Some Chinese workers did not go home for lunar new year celebrations this year because they haven't got their paychecks.

This year, about 20 construction workers in China decided not to head home to celebrate lunar new year with their families. They worked on the construction of Zixia Garden apartment complex in Qianan, Tangshan City, Hebei Province, but hadn't received their paychecks.

Above, migrant workers kill time at the office of a subcontractor company at the construction site of Zixia Garden development complex in Qian'an, Tangshan City on Jan. 28, 2016.  

 

Damir Sagolj / Reuters

Some 530 workers for the Zixia Garden apartment complex building project did not get their paychecks, which range from 20,000 to 50,000 yuan ($3,000-$7,500), according to Reuters.

 

Above, a man walks through the construction site of Zixia Garden development complex on Jan. 28.

Damir Sagolj / Reuters

Migrant workers in China are supposed to bring their savings of the previous year back home during the lunar new year, or Spring Festival. These unpaid workers are too proud to go back to families with empty hands.

 

Above, migrant workers display a banner at the Zixia Garden development complex construction site on Jan. 28. The banner, which workers claim authorities told them not to use in their protests any more, reads "Hubei sixth construction company, give me my blood sweat money."  

 

Damir Sagolj / Reuters

Two workers walk inside an unfinished building at the construction site of the Zixia Garden development complex.

Damir Sagolj / Reuters

A migrant worker holds a banner inside a Zixia Garden building that reads "Pay back the money that you owe."  

Damir Sagolj / Reuters

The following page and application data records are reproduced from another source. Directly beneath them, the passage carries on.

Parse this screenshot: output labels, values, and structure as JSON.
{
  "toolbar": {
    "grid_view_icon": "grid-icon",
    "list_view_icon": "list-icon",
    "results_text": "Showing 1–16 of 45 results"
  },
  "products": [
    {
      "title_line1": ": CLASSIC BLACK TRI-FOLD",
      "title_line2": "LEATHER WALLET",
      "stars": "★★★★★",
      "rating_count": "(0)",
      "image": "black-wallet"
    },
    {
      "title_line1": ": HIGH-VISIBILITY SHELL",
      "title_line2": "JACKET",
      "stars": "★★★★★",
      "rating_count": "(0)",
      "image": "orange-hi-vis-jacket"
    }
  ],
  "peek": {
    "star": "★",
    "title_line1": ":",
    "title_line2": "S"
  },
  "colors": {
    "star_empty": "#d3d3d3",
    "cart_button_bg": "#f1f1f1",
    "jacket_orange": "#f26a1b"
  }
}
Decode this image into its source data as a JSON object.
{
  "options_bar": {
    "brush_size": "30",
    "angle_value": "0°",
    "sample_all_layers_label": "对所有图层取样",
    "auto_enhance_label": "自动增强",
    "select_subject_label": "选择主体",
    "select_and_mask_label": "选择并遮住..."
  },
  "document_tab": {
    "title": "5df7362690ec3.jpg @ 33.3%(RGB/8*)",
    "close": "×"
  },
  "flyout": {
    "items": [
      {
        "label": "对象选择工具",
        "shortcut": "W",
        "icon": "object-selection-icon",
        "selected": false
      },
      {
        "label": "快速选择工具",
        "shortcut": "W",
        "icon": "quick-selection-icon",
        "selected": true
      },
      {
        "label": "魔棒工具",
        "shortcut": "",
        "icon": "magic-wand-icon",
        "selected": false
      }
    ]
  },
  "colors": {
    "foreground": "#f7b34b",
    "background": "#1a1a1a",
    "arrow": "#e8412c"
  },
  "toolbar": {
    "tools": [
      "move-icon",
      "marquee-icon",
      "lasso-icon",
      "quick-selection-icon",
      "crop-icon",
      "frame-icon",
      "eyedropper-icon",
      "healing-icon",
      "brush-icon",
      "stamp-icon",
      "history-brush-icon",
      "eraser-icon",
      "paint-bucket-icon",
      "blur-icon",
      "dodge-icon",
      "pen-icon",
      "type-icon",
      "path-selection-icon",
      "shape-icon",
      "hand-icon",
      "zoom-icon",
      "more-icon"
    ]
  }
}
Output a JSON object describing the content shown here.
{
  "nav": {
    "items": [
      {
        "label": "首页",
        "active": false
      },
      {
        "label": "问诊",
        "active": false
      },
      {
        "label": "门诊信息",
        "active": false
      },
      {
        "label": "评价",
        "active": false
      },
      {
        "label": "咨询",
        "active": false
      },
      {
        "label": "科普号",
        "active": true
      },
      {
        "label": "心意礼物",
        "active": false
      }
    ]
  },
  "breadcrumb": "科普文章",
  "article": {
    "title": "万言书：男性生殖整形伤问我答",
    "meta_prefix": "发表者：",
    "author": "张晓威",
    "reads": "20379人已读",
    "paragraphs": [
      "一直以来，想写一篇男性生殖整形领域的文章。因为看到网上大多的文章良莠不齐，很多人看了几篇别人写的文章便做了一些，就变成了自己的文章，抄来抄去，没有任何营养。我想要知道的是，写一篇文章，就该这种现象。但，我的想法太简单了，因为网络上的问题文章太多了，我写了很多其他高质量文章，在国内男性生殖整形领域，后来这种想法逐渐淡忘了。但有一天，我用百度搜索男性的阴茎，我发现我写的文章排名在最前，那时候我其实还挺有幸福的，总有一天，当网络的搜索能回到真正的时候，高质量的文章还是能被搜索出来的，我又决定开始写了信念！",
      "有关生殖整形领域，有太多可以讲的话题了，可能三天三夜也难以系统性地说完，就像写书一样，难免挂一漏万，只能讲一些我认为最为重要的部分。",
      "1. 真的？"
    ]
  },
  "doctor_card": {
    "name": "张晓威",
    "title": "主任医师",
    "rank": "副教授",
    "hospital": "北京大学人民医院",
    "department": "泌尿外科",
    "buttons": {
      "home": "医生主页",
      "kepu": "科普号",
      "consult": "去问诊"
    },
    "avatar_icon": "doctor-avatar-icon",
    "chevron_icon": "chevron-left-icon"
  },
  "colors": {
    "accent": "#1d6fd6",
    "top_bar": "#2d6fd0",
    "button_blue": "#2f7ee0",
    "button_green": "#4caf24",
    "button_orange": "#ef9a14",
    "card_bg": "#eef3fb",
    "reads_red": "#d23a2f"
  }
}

The workers told Reuters reporters that the local government had offered each non-local laborer 2,000 yuan ($304) in cash if they left for the holidays, but some refused to go.

 

Above, the workers eat breakfast and smoke after waking up at an office of a subcontractor company at Zixia Garden construction site. They were allowed to stay here because water and electricity had been cut off at the dorm where they used to live.

Damir Sagolj / Reuters

These workers have few possessions. Above, some of their belongings sit on a table in the office where they are currently staying.

Damir Sagolj / Reuters

A migrant worker sleeps on the floor inside the office at the Zixia Garden construction site.  

The Chinese government is concerned that protests over issues like unpaid wages could grow into larger-scale social unrests, eventually spilling over into broader dissatisfaction at its rule. Beijing has been working constantly to contain events like this, under the name of "maintaining social stability." 

Damir Sagolj / Reuters

With China's economy growing at its slowest in 25 years, more workers face a similar predicament and labor unrest is on the rise.

 

Damir Sagolj / Reuters